My bad on the 1/2-20...trifocals (knew it was fine pitch from the pic..wrong ball park), but great threads in both cases. I've wanted an MT3 ER set for mine for quite a while now for more precision. Been curious about the LMS set...good price. Nice to know you still have a purpose for the peanut.
Thanks for the link...Really nice gears you put together...sorry I missed it before for some reason. That is quite a range of threads! ~PJ
I just reviewed my old article about modifying the 40T gears and looked again at the photo of the lathe quick change gear box diagram. I wish I had looked a little closer at the left-hand side diagram because the I could have cut a 1mm pitch thread with the existing 40T gears but have to reverse the lower 40T gear to get the 127/120 ratio.
The 30T gear just provides more typical metric thread pitches. The only challenge with cutting metric threads on this lathe is that the split nut has to stay engaged and the motor reversed for each threading pass.
Last edited by Paul Jones; 09-09-2016 at 11:42 PM.
Went back and looked also...basically it looks to me if you had a 30 and 32 you would be set to do any metrics. Personally I haven't used but about 5-6 on that list but the comfort of being able to maximize the machines capability is comforting...to me anyway. That is a challenge with the split nut/reverse under power but I have been considering after my latest foray into SPT to finally build a crank for mine and do them by hand...obviously long threads would be a challenge but most of my stuff is an inch or under. Your big lathe may be more problematic to reach though. Thanks again for sharing! ~PJ
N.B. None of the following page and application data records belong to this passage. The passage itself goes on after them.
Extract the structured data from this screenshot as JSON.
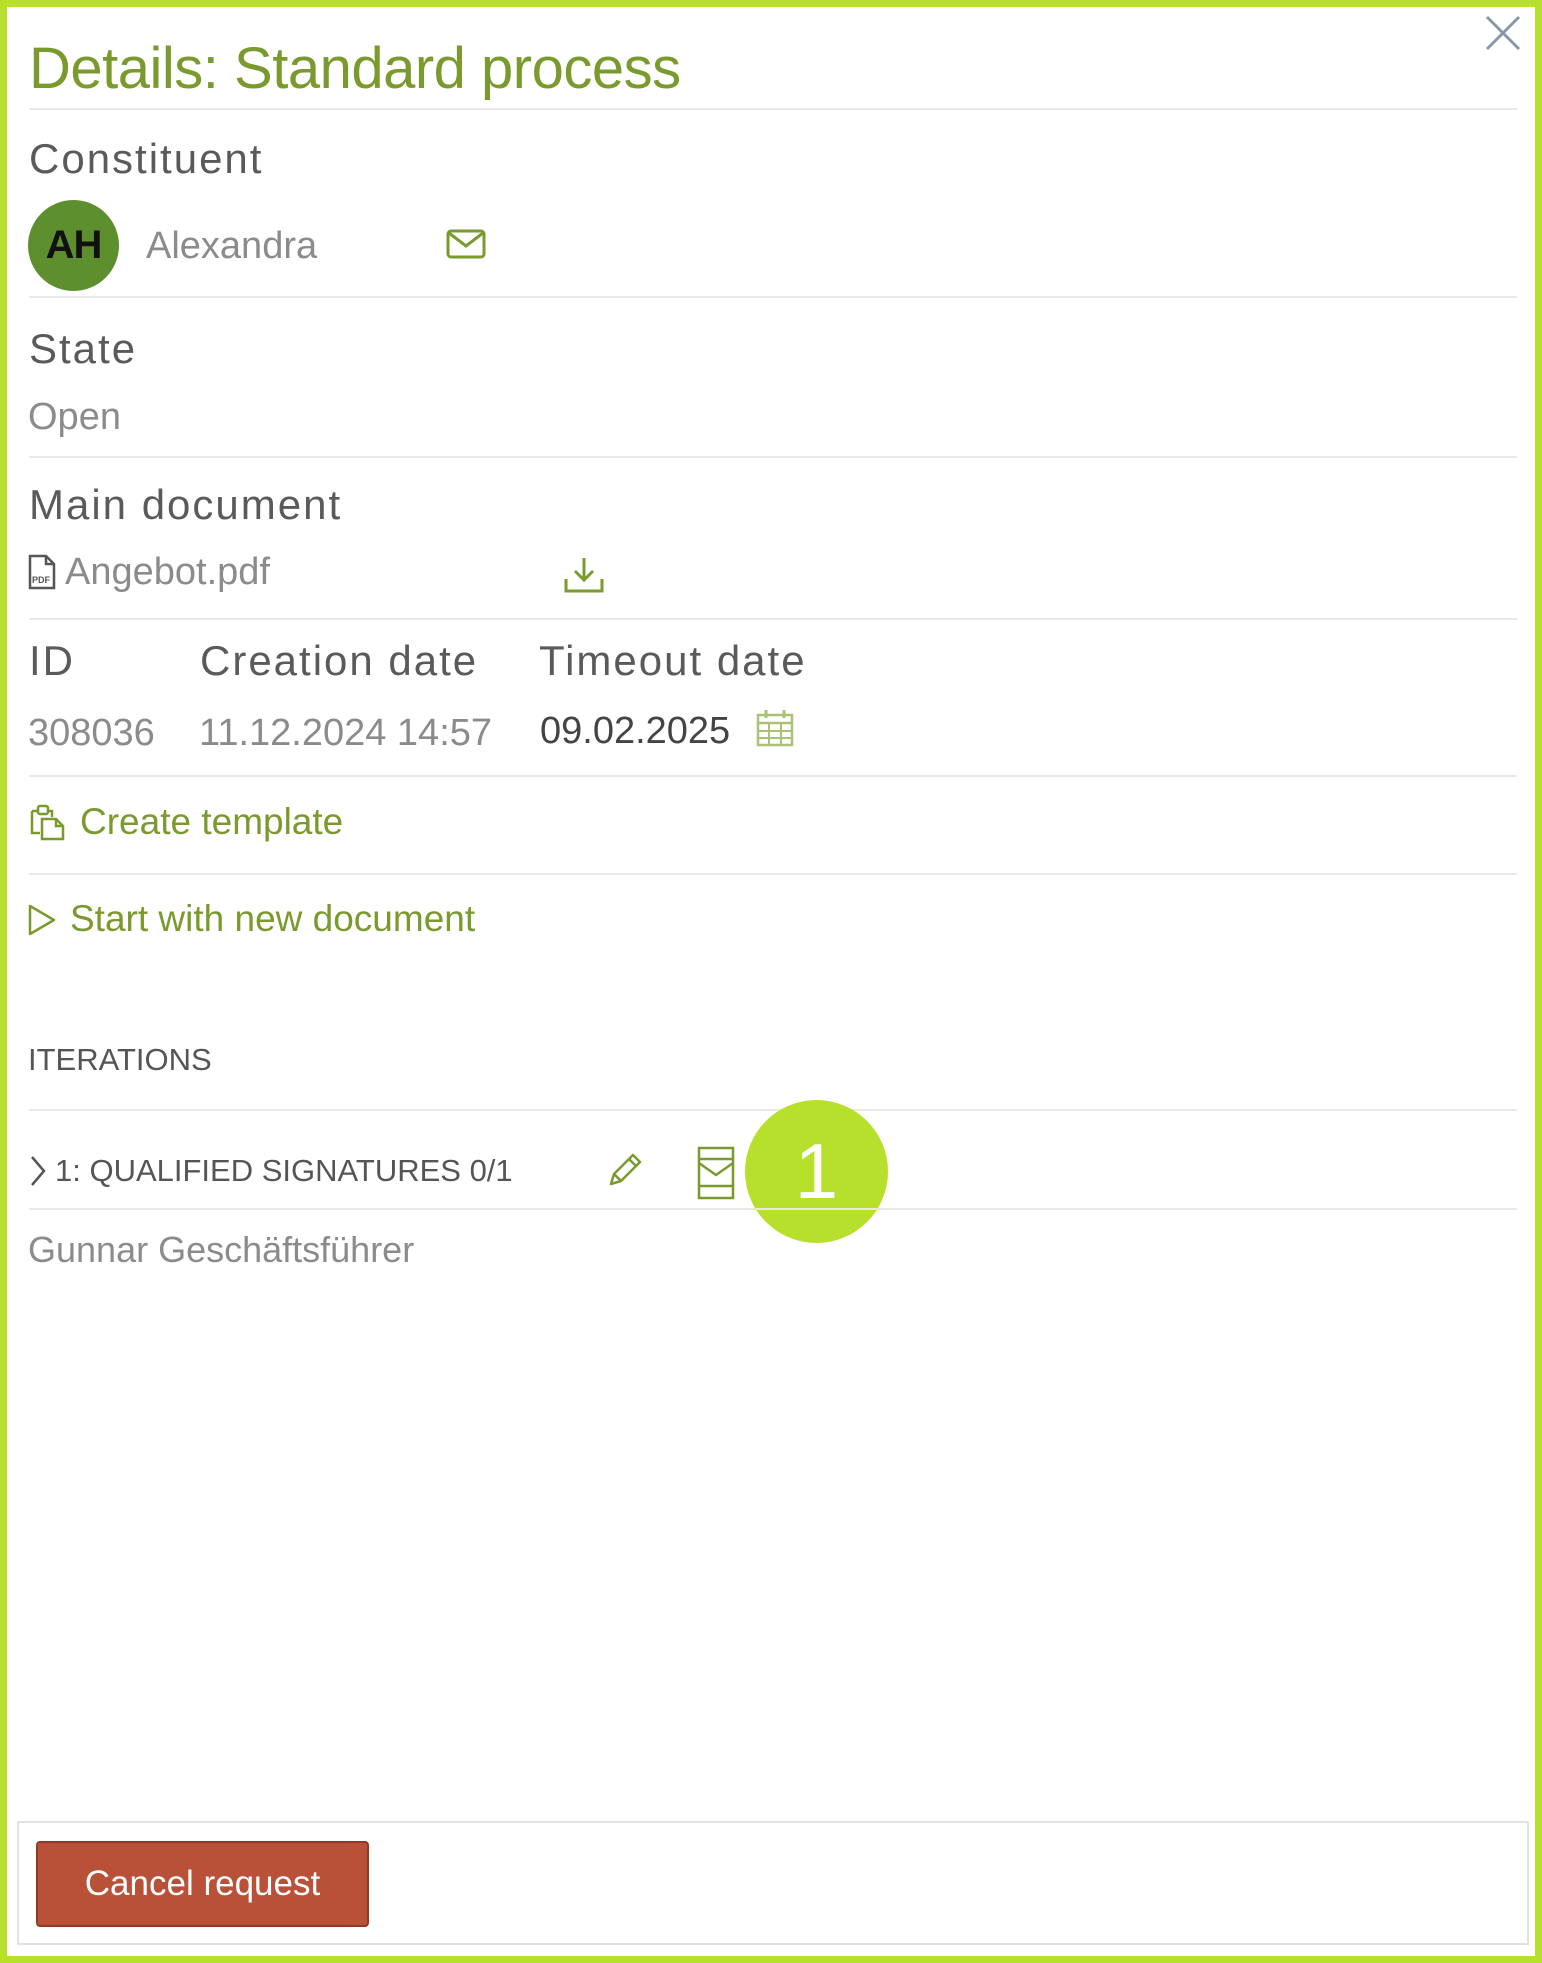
{
  "panel": {
    "title": "Details: Standard process",
    "close_label": "close"
  },
  "constituent": {
    "label": "Constituent",
    "avatar_initials": "AH",
    "name": "Alexandra"
  },
  "state": {
    "label": "State",
    "value": "Open"
  },
  "main_document": {
    "label": "Main document",
    "file_name": "Angebot.pdf"
  },
  "meta": {
    "id_label": "ID",
    "id_value": "308036",
    "creation_label": "Creation date",
    "creation_value": "11.12.2024 14:57",
    "timeout_label": "Timeout date",
    "timeout_value": "09.02.2025"
  },
  "actions": {
    "create_template": "Create template",
    "start_new_document": "Start with new document"
  },
  "iterations": {
    "heading": "ITERATIONS",
    "items": [
      {
        "title": "1: QUALIFIED SIGNATURES 0/1",
        "signer": "Gunnar Geschäftsführer"
      }
    ]
  },
  "annotation": {
    "badge_number": "1"
  },
  "footer": {
    "cancel_label": "Cancel request"
  },
  "colors": {
    "frame": "#b6e02c",
    "accent": "#7a9a2e",
    "danger": "#b95038",
    "avatar": "#5e8f2e"
  }
}
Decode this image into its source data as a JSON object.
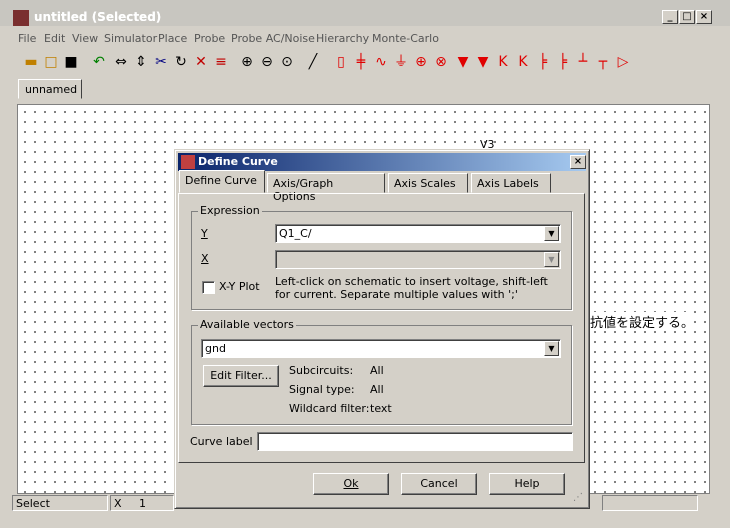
{
  "window": {
    "title": "untitled (Selected)",
    "min_label": "_",
    "max_label": "□",
    "close_label": "×"
  },
  "menu": [
    "File",
    "Edit",
    "View",
    "Simulator",
    "Place",
    "Probe",
    "Probe AC/Noise",
    "Hierarchy",
    "Monte-Carlo"
  ],
  "toolbar_icons": [
    "open-icon",
    "new-icon",
    "save-icon",
    "undo-icon",
    "mirror-icon",
    "flip-icon",
    "cut-icon",
    "rotate-icon",
    "delete-icon",
    "duplicate-icon",
    "zoom-in-icon",
    "zoom-out-icon",
    "zoom-full-icon",
    "wire-icon",
    "resistor-icon",
    "capacitor-icon",
    "inductor-icon",
    "ground-icon",
    "source-icon",
    "current-source-icon",
    "diode-icon",
    "zener-icon",
    "npn-icon",
    "pnp-icon",
    "nmos-icon",
    "pmos-icon",
    "jfet-icon",
    "jfet-p-icon",
    "opamp-icon"
  ],
  "doc_tab": "unnamed",
  "canvas": {
    "label_v3": "V3",
    "japanese_text": "抗値を設定する。"
  },
  "status": {
    "mode": "Select",
    "x_label": "X",
    "x_value": "1"
  },
  "dialog": {
    "title": "Define Curve",
    "close_label": "×",
    "tabs": [
      "Define Curve",
      "Axis/Graph Options",
      "Axis Scales",
      "Axis Labels"
    ],
    "expression": {
      "legend": "Expression",
      "y_label": "Y",
      "y_value": "Q1_C/",
      "x_label": "X",
      "x_value": "",
      "xy_plot_label": "X-Y Plot",
      "hint": "Left-click on schematic to insert voltage, shift-left for current. Separate multiple values with ';'"
    },
    "vectors": {
      "legend": "Available vectors",
      "selected": "gnd",
      "edit_filter": "Edit Filter...",
      "subcircuits_label": "Subcircuits:",
      "subcircuits_value": "All",
      "signal_type_label": "Signal type:",
      "signal_type_value": "All",
      "wildcard_label": "Wildcard filter:",
      "wildcard_value": "text"
    },
    "curve_label": "Curve label",
    "curve_value": "",
    "ok": "Ok",
    "cancel": "Cancel",
    "help": "Help"
  }
}
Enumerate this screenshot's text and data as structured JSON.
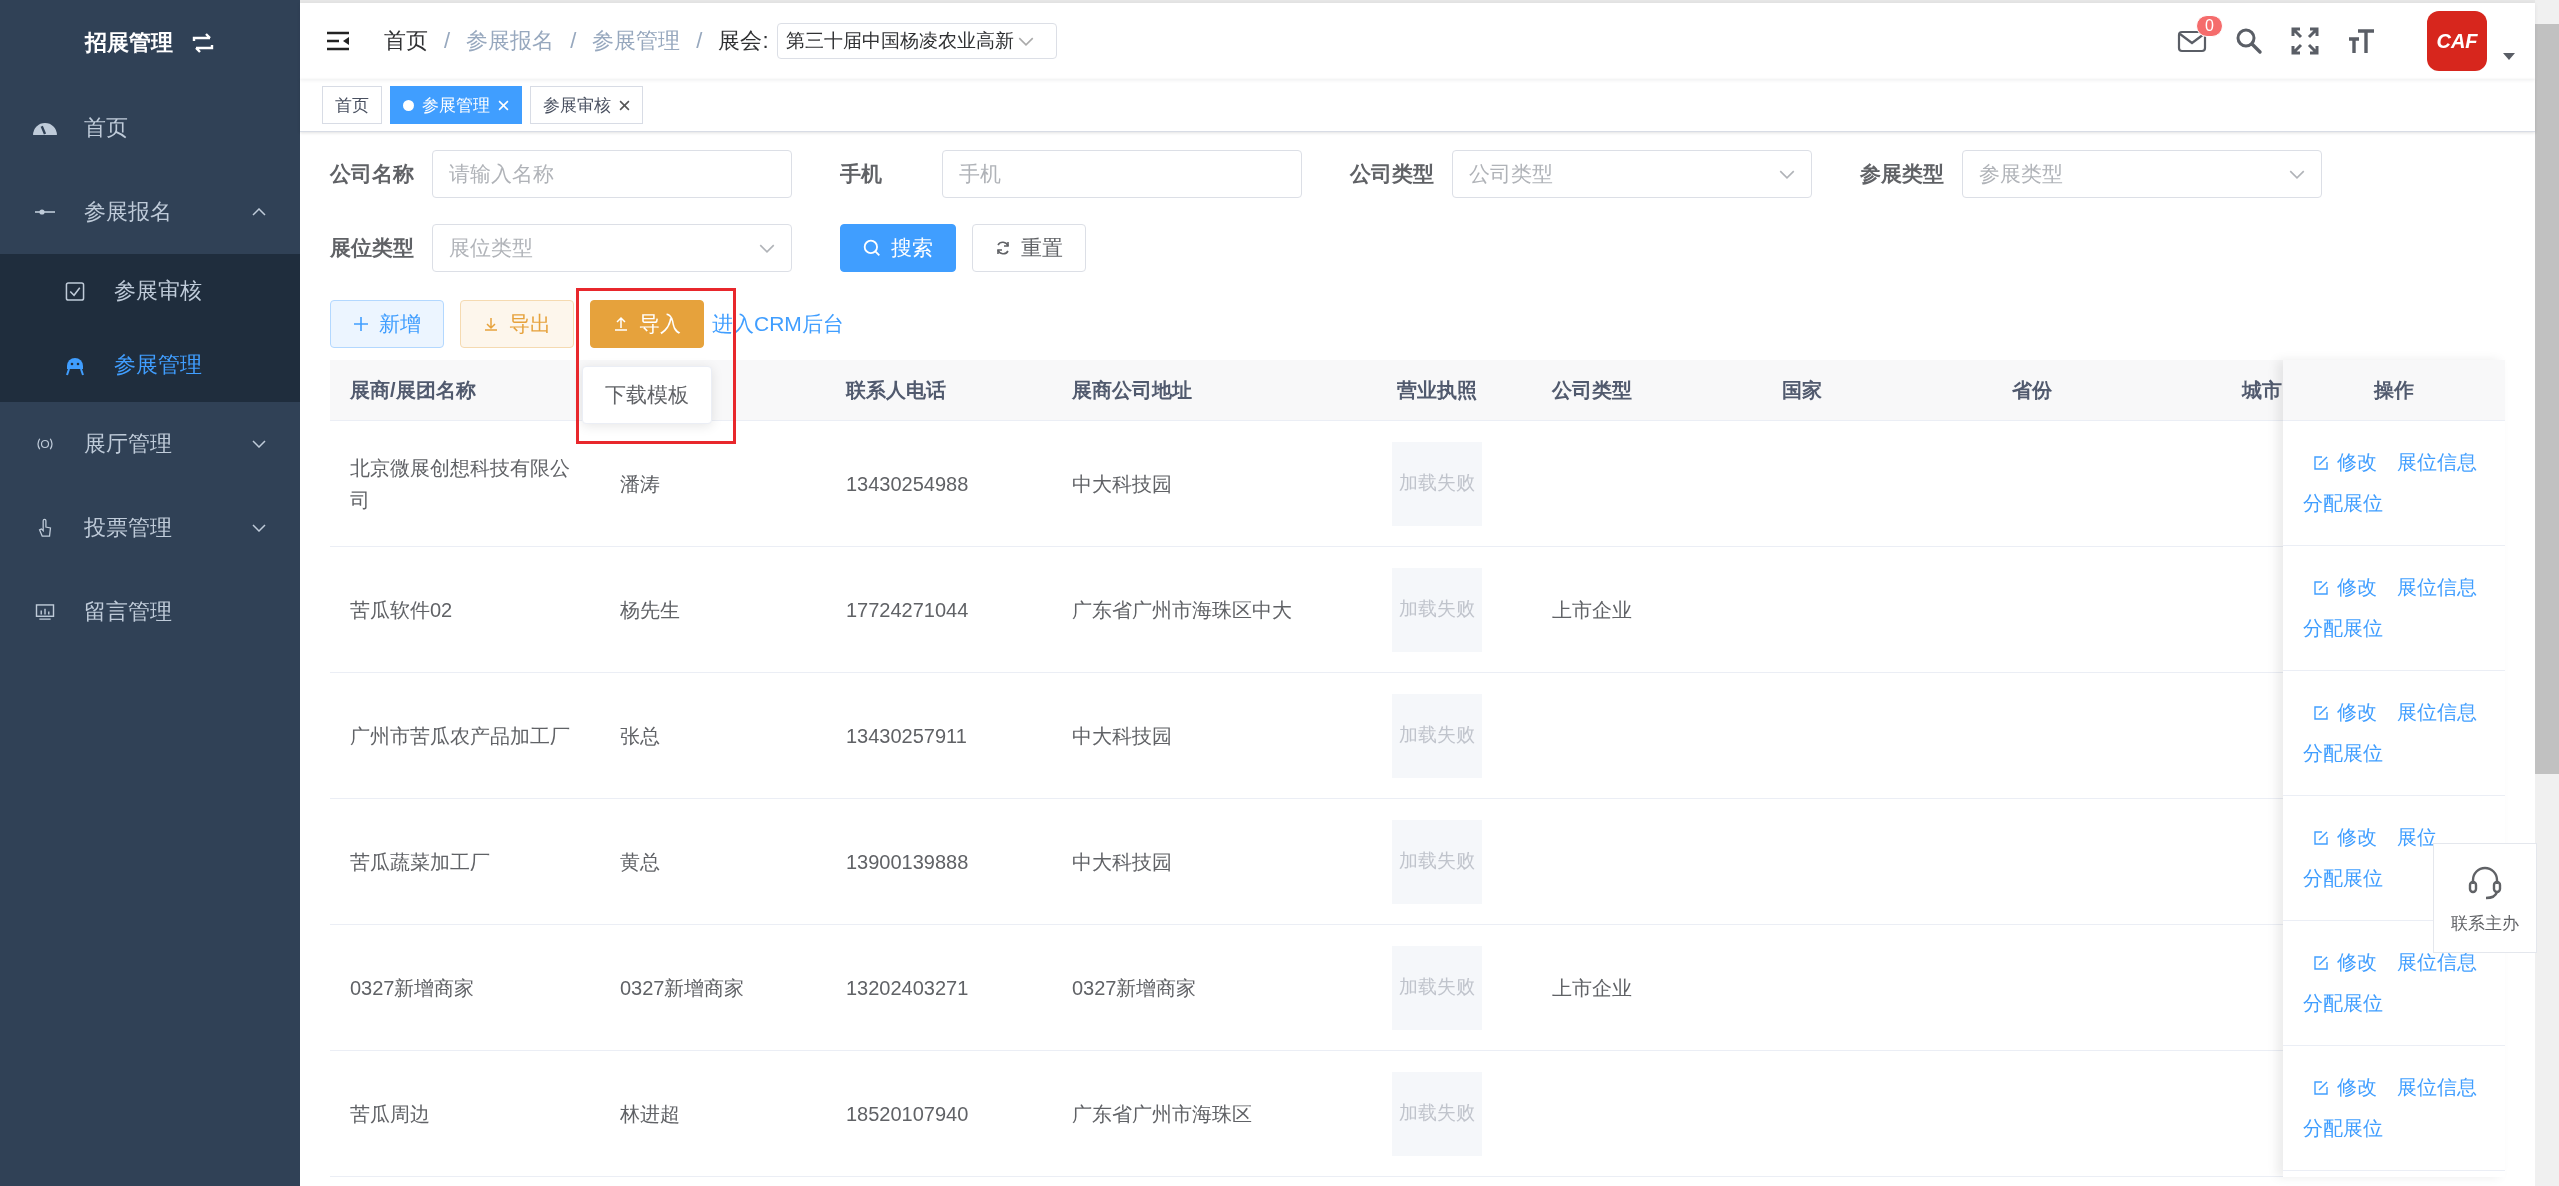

Paul Jones (10-24-2015)
The new slotting saw arbor is the better and safer way to do this work on my small Unimat. Previously, I had used a commercially available slotting/slitting saw arbor held in my Unimat 3-jaw chuck but there was no way to prevent it from coming loose. I do not recommend doing the cutting this way as shown in the photo. The new arbor will make this work safer to do.
There are currently 1 users browsing this thread. (0 members and 1 guests)